= THE INPUT =
BEGIN

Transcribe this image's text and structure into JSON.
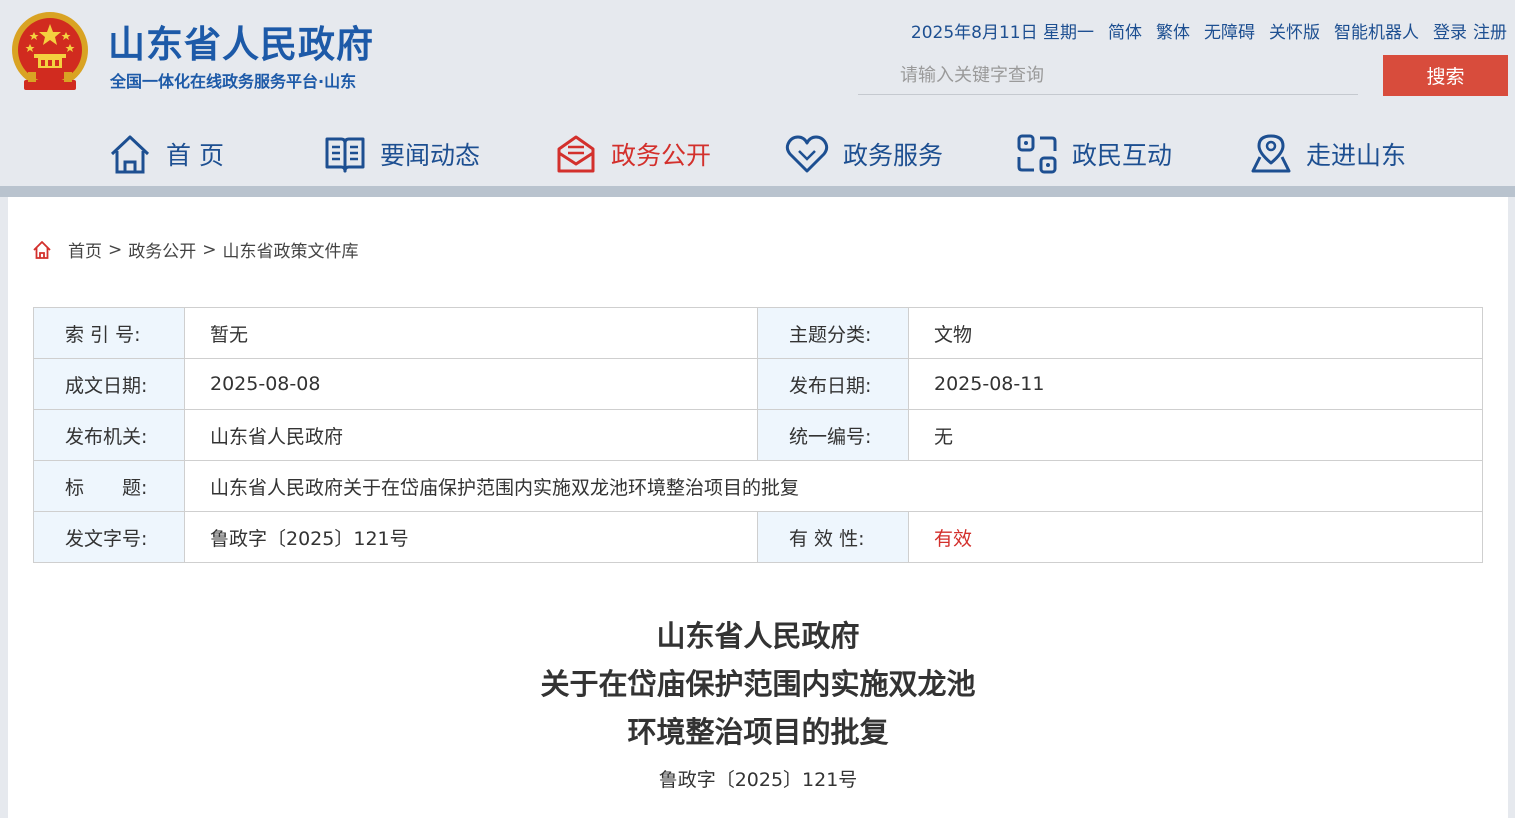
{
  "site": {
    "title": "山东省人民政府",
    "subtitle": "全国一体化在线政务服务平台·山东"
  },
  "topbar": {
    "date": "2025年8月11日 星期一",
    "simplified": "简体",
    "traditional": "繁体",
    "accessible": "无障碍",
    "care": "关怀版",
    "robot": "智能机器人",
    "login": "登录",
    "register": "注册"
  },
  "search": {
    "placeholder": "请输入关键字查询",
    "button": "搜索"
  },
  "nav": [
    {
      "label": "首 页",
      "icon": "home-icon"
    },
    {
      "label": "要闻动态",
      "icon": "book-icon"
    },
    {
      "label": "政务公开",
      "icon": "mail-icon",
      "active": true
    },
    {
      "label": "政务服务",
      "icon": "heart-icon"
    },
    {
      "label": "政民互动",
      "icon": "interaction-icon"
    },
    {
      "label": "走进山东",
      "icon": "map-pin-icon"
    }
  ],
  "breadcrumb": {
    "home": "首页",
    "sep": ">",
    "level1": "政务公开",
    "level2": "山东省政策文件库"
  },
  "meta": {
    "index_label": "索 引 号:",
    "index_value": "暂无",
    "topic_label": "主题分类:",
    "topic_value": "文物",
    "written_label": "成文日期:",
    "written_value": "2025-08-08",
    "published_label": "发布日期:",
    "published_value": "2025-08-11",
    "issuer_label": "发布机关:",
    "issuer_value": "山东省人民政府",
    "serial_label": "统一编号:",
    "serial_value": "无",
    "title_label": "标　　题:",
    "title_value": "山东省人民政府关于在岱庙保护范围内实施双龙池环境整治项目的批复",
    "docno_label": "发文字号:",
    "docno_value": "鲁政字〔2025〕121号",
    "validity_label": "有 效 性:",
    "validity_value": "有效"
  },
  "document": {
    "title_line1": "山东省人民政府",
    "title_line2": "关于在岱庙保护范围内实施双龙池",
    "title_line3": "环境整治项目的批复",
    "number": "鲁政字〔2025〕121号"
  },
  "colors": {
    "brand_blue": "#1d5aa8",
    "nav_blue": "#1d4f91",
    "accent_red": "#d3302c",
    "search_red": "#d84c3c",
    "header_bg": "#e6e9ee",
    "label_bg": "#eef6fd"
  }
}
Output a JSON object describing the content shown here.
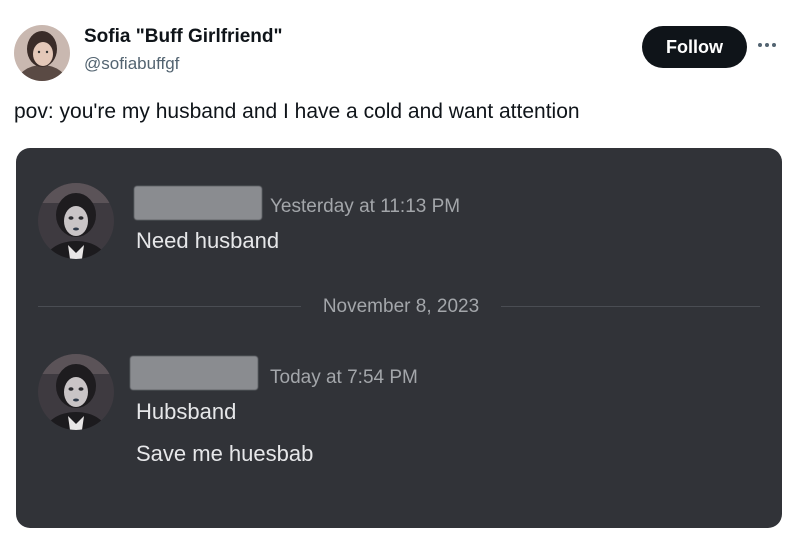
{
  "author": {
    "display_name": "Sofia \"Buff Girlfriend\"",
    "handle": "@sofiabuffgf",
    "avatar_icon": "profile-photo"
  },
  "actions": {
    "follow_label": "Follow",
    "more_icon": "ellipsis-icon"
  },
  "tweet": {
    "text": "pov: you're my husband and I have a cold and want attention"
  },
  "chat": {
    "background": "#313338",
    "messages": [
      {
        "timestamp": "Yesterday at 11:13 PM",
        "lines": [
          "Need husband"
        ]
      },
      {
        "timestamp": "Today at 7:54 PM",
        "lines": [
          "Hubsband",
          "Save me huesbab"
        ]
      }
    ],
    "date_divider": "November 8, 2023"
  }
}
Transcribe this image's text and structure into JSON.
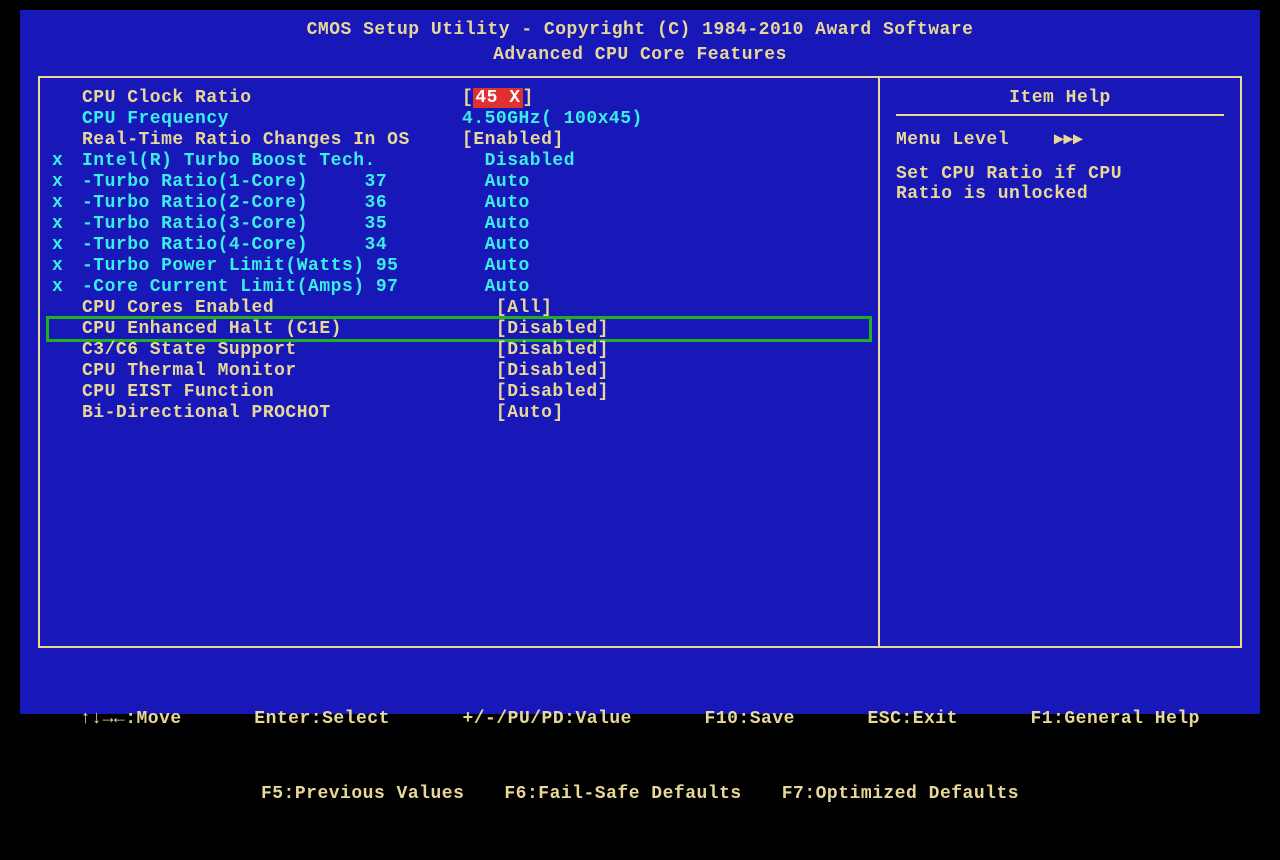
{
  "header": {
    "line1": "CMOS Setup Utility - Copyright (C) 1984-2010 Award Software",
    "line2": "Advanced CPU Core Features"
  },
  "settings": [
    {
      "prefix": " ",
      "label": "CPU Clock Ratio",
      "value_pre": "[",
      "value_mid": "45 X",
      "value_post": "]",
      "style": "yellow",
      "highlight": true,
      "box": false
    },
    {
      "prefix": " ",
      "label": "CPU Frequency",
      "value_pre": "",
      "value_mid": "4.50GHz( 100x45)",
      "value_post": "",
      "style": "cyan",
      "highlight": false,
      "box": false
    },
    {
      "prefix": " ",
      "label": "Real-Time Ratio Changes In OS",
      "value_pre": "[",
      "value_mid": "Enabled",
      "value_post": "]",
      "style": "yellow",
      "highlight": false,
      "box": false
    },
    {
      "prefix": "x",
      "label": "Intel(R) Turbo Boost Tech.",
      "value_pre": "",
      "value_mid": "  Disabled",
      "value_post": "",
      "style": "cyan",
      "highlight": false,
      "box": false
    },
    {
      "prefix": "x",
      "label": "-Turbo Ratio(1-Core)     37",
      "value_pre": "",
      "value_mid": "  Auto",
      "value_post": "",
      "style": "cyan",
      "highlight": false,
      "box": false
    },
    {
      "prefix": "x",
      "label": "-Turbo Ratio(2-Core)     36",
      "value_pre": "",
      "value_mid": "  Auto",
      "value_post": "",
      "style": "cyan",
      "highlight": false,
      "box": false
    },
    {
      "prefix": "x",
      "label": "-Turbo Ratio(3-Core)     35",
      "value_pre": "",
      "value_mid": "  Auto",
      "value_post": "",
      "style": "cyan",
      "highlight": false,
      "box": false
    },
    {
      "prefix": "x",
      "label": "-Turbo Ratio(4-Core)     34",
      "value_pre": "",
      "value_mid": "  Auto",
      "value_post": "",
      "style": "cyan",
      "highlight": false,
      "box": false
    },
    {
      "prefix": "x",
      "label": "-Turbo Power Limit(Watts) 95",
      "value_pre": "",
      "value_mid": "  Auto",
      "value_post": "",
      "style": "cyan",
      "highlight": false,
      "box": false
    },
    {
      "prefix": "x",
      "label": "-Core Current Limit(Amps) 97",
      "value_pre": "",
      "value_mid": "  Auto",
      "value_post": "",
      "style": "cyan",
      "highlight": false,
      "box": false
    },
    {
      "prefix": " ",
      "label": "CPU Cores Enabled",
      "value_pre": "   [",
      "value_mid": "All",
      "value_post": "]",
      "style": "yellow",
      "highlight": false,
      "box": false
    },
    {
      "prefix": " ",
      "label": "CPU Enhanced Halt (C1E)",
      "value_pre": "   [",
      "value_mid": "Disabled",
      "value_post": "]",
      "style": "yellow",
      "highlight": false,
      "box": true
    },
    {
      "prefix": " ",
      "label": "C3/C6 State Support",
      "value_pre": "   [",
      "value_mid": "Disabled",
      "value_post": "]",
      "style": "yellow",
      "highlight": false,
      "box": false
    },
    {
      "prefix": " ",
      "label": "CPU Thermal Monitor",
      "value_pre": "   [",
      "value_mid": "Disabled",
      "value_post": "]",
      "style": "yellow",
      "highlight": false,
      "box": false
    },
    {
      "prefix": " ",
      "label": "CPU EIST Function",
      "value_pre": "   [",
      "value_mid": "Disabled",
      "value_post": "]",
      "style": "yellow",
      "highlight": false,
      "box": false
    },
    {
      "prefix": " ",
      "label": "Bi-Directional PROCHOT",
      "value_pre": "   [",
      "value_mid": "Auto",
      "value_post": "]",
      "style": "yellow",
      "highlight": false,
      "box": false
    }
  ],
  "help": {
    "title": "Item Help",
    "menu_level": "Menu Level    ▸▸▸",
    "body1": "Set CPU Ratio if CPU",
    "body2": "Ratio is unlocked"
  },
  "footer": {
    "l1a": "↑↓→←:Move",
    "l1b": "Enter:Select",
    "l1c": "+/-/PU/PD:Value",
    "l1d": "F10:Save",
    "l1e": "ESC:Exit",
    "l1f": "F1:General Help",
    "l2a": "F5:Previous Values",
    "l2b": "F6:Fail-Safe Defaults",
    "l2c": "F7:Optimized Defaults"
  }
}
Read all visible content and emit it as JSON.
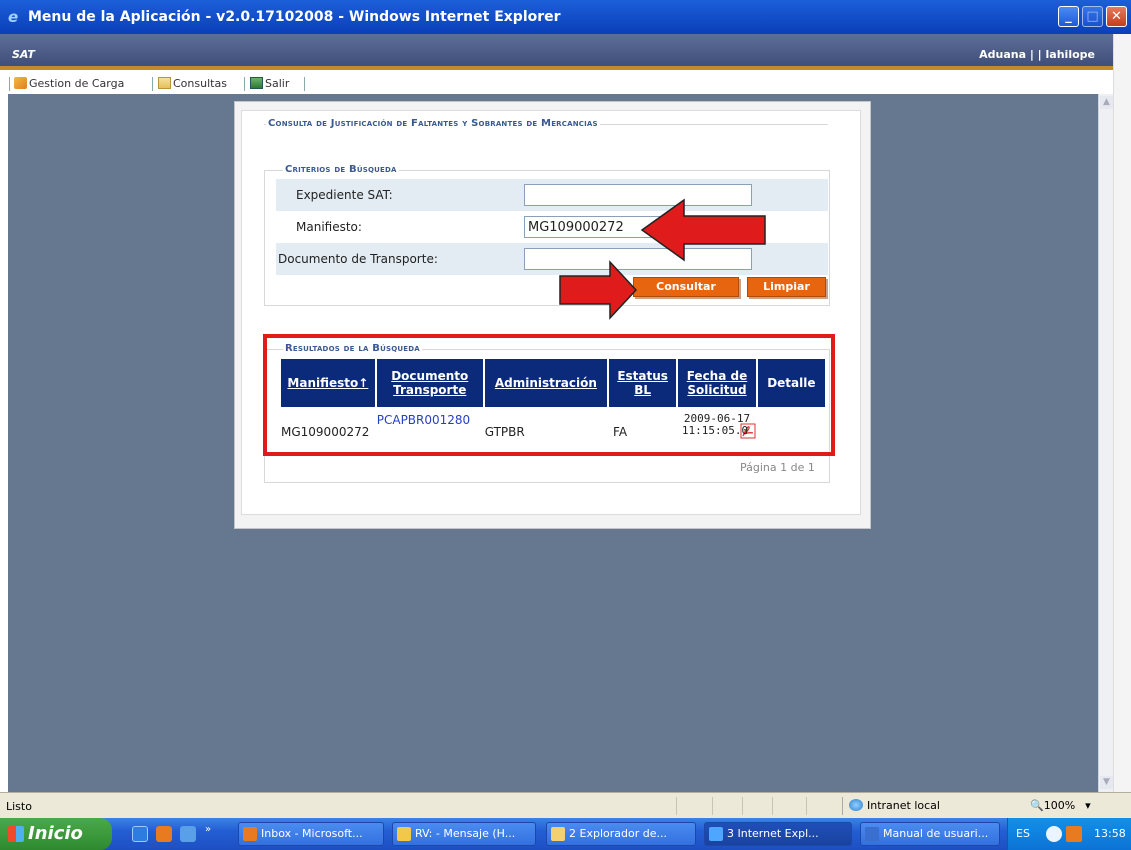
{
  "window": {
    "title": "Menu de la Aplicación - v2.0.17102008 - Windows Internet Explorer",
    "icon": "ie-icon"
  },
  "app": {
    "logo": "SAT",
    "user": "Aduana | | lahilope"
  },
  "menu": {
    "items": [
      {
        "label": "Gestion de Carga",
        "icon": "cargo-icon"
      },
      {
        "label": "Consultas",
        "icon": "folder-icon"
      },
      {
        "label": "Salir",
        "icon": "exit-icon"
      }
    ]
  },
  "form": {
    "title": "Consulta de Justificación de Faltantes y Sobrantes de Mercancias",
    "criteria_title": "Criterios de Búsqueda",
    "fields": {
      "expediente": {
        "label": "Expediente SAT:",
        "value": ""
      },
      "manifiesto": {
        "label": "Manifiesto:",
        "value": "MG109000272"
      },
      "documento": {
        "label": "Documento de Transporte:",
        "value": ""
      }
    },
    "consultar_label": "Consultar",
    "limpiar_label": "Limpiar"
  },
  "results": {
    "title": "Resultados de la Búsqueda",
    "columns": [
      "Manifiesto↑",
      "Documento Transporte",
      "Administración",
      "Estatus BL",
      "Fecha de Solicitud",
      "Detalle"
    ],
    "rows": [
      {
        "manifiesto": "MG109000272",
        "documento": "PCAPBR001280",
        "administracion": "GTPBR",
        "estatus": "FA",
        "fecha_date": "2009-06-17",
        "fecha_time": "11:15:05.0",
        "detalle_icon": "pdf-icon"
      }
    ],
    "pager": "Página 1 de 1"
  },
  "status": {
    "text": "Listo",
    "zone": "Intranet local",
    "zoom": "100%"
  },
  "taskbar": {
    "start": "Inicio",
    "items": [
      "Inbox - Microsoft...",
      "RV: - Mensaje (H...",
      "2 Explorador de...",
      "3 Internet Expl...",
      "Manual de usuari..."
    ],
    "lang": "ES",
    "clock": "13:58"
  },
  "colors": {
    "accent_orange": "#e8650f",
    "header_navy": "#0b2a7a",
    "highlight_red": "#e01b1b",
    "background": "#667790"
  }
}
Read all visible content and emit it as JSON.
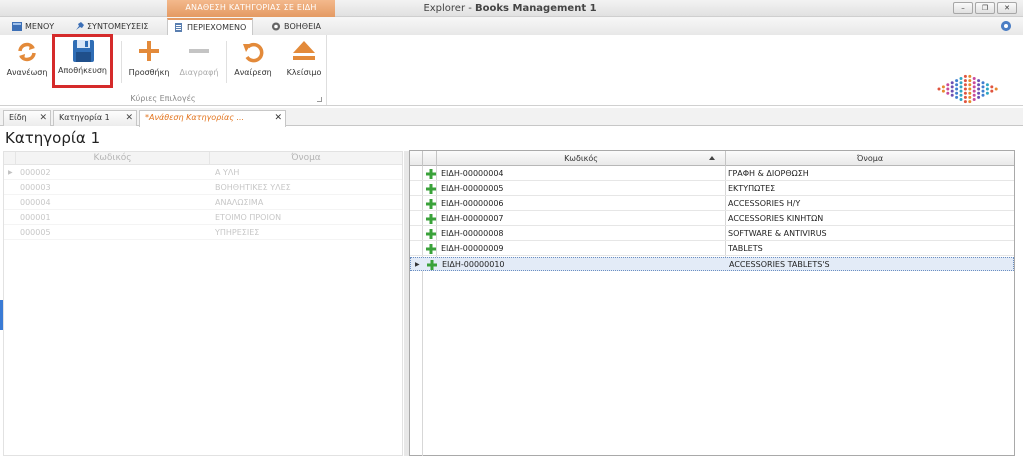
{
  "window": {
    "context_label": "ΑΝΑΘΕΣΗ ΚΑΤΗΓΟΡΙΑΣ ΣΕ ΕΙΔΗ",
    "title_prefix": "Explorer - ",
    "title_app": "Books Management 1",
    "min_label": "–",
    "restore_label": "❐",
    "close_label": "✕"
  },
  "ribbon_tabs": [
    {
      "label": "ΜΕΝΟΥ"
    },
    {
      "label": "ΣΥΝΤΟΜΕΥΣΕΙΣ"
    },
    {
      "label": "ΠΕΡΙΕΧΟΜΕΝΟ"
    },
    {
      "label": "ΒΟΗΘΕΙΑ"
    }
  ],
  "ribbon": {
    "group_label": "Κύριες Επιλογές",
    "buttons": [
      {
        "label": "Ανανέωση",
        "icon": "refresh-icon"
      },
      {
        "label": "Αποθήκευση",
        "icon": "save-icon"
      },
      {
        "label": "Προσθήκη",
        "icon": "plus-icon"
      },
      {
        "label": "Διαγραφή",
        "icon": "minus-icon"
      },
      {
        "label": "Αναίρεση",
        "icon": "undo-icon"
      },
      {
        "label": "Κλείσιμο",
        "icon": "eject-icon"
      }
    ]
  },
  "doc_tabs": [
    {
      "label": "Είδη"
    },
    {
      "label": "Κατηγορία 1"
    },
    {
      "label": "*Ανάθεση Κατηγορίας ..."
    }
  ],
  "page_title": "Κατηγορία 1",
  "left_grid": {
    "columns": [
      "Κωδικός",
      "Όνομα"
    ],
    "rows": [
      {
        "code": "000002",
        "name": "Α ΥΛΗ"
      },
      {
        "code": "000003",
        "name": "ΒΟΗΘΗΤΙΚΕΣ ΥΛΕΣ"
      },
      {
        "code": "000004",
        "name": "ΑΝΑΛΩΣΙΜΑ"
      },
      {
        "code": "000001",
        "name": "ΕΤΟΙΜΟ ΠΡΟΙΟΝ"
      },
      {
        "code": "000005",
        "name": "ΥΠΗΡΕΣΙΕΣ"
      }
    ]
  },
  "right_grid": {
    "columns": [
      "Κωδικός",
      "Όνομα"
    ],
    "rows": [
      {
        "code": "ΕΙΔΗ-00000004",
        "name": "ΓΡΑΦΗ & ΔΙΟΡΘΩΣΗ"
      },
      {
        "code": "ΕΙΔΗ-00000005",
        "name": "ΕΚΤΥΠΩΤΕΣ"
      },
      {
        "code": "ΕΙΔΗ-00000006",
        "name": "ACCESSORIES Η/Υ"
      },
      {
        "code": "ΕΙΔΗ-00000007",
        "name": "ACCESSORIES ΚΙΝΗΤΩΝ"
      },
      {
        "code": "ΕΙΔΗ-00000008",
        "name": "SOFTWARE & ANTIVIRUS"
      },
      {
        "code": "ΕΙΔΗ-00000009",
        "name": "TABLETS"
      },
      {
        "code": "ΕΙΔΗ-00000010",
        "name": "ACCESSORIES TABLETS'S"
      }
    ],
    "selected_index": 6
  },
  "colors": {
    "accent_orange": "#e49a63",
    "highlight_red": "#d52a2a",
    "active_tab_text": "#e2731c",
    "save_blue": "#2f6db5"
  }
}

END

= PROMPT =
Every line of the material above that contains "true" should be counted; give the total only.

= TASK RESPONSE =
3